[Activity] Any picture in the data below should be skipped, while every line is repeated exactly.

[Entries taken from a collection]
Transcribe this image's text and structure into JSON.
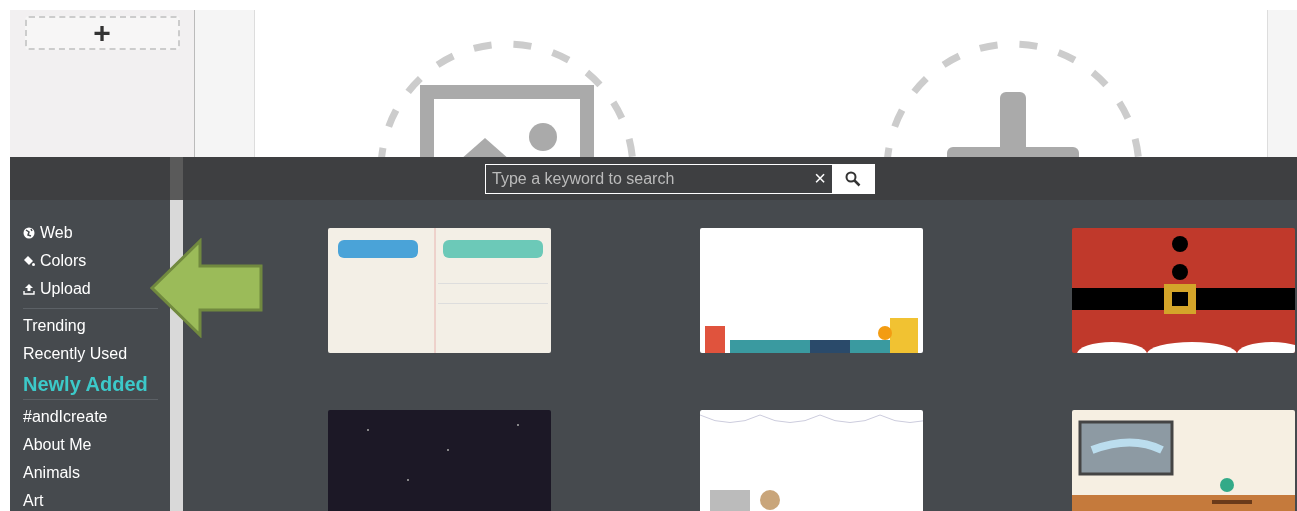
{
  "editor": {
    "add_button": {
      "label": "+"
    }
  },
  "picker": {
    "search": {
      "placeholder": "Type a keyword to search",
      "clear": "×"
    },
    "sidebar": {
      "groups": [
        {
          "kind": "tools",
          "items": [
            {
              "label": "Web",
              "selected": false
            },
            {
              "label": "Colors",
              "selected": false
            },
            {
              "label": "Upload",
              "selected": false
            }
          ]
        },
        {
          "items": [
            {
              "label": "Trending",
              "selected": false
            },
            {
              "label": "Recently Used",
              "selected": false
            },
            {
              "label": "Newly Added",
              "selected": true
            }
          ]
        },
        {
          "items": [
            {
              "label": "#andIcreate",
              "selected": false
            },
            {
              "label": "About Me",
              "selected": false
            },
            {
              "label": "Animals",
              "selected": false
            },
            {
              "label": "Art",
              "selected": false
            }
          ]
        }
      ]
    }
  }
}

[Result]
Transcribe this image's text and structure into JSON.
{
  "editor": {
    "add_button": {
      "label": "+"
    }
  },
  "picker": {
    "search": {
      "placeholder": "Type a keyword to search",
      "clear": "×"
    },
    "sidebar": {
      "groups": [
        {
          "kind": "tools",
          "items": [
            {
              "label": "Web",
              "selected": false
            },
            {
              "label": "Colors",
              "selected": false
            },
            {
              "label": "Upload",
              "selected": false
            }
          ]
        },
        {
          "items": [
            {
              "label": "Trending",
              "selected": false
            },
            {
              "label": "Recently Used",
              "selected": false
            },
            {
              "label": "Newly Added",
              "selected": true
            }
          ]
        },
        {
          "items": [
            {
              "label": "#andIcreate",
              "selected": false
            },
            {
              "label": "About Me",
              "selected": false
            },
            {
              "label": "Animals",
              "selected": false
            },
            {
              "label": "Art",
              "selected": false
            }
          ]
        }
      ]
    }
  }
}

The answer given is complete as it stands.